Musings on education
Something new each week starting soon
I respect maids, aka housekeepers. They are outwardly patient even when they may be overworked under the weight of an oppressive hand. They may want to quit but actually may like the children in their bosses' family. So they don't quit.
I respect teachers They are outwardly patient while they may be overworked under the weight of an oppressive hand. They may want to quit but actually like the children in their schools. But they don't quit.
The similarity ends there. Teachers are professionals but are often not treated as such.
The reality is that many teachers in the US and other countries want to quit, partly from lack of respect. Many teachers leave the profession early on and the nagging feeling doesn't go away for many throughout their career. The reasons?
Of those who stay on, according to a poll conducted by the NEA, 45% of them have considered quitting because of the recent love affair with high-stakes standardised testing imposed from above. Is this also a form of lack of respect for teachers as professionals?
How to change these dire straits that exist in so many countries?
A good start is to look at a country where students are succeeding, stress is minimal and teachers' lives seem more balanced: Finland.
Finland, touted as having consistently high ratings as an educational system, largely due to:
The process of becoming a teacher lasts about six years, people stay in the profession for 40 years, and the average experience of a teacher is about 16 years (Source: Finnish Lessons 2.0).
Finns think of teaching as a high-status profession in the same way as law or medicine.
Students strive to become teachers. Finnish society is not a place where, in the words of Woody Allen "those who can't do, teach, and those who can't teach, teach PE". Teachers in Finland are professionals and are treated as such.
Now, time to reflect on other countries. The US is but one example. Among 34 developed countries (OECD Countries), the US scores 17th in reading, 20th in science and 27th in mathematics. Can this be related to the results of a new study that shows that 17% of teachers leave the profession within 5 years.
So is it time to treat teachers and teacher trainees as the professionals they are and aspire to be? Some quick changes are due:
In the end, teaching is a partnership. Teacher, school, family and society all benefit from a healthy learning environment led by the teacher.

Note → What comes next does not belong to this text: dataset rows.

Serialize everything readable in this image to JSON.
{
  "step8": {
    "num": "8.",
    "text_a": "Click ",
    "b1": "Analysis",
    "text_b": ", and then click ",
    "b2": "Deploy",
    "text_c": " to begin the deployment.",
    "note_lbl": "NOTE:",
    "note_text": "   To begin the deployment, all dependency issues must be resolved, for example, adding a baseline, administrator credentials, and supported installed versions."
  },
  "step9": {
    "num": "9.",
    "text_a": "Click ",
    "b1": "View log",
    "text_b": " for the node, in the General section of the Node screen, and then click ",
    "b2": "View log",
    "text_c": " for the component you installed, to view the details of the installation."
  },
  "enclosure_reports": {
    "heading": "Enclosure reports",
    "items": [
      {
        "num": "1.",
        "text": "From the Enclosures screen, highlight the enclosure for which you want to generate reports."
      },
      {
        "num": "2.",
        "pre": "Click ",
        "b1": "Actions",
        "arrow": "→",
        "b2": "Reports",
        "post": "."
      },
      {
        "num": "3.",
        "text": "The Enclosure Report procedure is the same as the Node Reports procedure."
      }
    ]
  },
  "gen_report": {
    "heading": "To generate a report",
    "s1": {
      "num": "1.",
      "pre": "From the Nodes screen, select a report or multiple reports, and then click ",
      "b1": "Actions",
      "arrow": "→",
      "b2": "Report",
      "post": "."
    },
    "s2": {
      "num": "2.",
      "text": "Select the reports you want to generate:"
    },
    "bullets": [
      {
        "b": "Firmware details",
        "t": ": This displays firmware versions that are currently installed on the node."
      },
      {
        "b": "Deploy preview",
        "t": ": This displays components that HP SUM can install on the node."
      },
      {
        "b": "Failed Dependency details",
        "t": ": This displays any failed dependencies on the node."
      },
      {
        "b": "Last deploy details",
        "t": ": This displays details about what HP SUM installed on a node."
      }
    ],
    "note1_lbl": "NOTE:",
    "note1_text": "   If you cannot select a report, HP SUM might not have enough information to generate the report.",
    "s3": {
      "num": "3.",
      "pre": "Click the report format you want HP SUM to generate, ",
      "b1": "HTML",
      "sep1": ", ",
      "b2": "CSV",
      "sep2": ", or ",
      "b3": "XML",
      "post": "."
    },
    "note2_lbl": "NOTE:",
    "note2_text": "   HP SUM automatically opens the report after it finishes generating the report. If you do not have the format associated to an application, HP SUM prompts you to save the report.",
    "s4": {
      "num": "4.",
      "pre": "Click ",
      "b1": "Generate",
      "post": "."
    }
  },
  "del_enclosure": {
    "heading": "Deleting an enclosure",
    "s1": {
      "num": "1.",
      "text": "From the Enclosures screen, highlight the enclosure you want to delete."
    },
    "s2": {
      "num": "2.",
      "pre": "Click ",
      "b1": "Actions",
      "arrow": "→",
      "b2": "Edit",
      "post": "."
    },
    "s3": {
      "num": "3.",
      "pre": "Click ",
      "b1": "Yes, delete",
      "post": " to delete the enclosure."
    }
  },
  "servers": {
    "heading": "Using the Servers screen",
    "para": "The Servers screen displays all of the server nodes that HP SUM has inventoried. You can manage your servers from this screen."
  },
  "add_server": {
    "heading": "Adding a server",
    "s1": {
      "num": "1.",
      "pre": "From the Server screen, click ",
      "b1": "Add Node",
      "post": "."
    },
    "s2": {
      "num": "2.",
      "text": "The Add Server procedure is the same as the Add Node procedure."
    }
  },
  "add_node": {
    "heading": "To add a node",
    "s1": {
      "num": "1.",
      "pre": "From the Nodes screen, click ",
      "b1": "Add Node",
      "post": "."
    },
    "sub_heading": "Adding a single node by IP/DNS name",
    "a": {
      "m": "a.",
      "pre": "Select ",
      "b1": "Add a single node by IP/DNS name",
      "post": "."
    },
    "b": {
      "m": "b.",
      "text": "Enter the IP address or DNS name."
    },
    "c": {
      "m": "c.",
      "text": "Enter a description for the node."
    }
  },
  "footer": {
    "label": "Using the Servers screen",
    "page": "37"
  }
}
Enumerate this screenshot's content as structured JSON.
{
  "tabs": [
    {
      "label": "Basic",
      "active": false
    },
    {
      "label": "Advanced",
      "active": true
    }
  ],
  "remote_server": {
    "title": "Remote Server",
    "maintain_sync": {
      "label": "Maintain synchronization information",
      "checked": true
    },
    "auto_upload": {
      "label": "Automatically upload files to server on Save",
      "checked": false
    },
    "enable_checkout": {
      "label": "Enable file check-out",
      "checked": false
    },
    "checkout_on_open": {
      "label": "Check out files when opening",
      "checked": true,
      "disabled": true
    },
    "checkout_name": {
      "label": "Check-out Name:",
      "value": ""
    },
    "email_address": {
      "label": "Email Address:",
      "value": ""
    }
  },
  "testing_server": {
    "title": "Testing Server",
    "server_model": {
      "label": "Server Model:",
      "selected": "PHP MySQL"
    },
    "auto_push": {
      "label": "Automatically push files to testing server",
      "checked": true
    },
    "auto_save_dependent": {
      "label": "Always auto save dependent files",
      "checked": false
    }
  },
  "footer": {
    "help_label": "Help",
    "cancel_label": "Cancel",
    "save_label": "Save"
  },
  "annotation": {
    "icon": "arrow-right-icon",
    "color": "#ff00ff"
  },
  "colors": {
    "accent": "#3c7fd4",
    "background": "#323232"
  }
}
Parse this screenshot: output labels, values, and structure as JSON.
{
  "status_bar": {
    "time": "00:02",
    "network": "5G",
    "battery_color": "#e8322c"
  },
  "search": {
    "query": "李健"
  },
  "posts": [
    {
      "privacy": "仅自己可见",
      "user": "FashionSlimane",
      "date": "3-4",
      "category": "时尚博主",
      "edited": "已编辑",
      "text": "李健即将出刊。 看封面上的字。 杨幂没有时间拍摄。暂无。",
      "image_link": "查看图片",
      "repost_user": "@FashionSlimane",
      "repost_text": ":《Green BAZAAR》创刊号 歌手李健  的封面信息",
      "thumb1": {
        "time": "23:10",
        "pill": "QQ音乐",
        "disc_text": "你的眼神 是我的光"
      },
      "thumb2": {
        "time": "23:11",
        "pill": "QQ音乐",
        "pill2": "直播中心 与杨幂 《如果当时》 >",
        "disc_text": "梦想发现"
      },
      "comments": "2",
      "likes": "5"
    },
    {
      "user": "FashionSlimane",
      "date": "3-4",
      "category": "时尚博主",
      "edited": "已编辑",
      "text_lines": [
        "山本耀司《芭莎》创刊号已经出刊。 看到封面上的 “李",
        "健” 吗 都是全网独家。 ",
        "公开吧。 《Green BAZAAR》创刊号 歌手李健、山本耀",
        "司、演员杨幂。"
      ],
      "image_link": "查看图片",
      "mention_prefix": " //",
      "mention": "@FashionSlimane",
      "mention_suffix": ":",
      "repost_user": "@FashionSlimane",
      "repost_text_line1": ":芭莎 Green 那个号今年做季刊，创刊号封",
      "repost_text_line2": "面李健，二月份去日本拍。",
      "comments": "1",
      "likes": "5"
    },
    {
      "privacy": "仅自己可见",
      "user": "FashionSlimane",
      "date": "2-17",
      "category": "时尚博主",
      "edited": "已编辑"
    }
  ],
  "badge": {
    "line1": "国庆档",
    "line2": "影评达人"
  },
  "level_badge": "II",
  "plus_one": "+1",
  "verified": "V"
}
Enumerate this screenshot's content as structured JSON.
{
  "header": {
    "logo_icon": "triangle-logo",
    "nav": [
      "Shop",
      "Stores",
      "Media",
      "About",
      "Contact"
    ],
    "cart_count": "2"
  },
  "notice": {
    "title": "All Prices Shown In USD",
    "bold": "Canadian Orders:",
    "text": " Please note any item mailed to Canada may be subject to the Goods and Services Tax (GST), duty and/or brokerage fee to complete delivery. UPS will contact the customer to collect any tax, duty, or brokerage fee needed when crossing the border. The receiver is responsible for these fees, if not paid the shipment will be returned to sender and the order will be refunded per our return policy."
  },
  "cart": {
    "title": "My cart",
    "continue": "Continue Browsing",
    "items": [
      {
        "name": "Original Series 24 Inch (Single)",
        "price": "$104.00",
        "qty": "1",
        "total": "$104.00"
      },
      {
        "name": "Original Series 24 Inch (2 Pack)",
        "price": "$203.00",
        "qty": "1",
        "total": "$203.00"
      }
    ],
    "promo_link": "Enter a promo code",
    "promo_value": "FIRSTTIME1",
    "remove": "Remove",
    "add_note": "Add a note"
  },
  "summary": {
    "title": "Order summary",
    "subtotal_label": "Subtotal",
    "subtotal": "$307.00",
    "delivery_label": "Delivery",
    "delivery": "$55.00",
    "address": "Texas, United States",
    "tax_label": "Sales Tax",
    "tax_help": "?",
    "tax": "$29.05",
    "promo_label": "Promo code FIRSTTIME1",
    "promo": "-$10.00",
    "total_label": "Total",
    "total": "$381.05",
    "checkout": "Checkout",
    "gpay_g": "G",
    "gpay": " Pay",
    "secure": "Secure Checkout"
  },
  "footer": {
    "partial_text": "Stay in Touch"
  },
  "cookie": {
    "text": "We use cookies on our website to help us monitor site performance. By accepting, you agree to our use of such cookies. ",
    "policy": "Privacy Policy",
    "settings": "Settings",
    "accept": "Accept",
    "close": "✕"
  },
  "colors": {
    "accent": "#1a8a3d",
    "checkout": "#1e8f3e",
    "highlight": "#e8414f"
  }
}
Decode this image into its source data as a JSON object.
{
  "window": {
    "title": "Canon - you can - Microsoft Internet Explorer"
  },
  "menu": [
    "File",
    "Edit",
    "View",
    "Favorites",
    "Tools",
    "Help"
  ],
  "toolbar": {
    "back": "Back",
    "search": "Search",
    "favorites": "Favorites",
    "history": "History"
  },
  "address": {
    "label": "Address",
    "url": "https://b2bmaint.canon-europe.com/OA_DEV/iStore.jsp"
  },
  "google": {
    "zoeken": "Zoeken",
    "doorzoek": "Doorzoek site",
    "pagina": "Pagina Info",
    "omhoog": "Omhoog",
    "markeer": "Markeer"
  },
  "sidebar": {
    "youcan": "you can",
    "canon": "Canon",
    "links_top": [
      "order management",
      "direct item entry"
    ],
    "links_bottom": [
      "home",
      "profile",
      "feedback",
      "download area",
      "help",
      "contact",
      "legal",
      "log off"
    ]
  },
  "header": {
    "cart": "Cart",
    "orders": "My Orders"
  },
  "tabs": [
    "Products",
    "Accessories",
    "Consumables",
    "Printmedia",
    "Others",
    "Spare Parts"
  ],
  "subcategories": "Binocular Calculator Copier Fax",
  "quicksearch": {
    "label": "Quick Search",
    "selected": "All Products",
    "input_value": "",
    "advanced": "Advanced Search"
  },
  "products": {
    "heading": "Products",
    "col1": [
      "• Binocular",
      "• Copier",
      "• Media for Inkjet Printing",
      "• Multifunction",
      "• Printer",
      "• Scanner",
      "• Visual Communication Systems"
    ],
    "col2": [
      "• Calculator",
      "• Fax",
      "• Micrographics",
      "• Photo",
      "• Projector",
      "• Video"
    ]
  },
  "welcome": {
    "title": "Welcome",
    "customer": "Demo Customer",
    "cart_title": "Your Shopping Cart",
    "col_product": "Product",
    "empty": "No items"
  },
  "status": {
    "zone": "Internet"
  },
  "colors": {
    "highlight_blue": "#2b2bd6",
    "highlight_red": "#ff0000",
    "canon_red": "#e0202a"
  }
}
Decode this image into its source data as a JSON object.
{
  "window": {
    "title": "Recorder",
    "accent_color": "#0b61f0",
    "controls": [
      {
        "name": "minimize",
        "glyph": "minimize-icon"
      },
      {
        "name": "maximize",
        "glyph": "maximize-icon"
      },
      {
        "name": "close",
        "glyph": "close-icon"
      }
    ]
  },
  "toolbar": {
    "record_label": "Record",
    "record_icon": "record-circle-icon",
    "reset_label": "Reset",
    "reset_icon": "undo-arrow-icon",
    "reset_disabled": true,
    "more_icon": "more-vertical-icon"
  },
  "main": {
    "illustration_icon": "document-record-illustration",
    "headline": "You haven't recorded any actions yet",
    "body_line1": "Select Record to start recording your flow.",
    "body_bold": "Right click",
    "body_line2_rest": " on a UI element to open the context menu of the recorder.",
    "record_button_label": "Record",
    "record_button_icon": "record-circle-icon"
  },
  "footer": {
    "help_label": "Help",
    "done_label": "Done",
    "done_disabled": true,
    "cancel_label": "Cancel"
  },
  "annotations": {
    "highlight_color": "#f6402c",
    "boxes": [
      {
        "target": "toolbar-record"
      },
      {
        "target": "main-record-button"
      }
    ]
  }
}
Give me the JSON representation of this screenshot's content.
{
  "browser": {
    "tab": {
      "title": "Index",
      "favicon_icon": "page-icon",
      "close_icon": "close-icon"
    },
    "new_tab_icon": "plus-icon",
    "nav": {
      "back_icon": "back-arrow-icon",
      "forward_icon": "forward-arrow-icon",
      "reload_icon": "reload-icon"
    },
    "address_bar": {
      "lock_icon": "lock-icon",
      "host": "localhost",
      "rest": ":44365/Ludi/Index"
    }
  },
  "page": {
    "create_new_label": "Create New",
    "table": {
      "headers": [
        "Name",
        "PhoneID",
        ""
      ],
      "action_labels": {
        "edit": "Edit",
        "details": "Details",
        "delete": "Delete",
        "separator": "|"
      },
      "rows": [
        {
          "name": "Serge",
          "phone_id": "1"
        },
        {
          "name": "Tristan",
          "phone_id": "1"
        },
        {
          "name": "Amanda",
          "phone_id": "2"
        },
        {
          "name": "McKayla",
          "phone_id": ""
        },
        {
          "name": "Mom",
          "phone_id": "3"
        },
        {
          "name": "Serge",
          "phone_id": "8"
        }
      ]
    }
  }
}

A good teacher is like a good doctor. You should trust your doctor's judgment. You should trust your teacher's judgment.
Both are professionals and have much more education and training than a maid.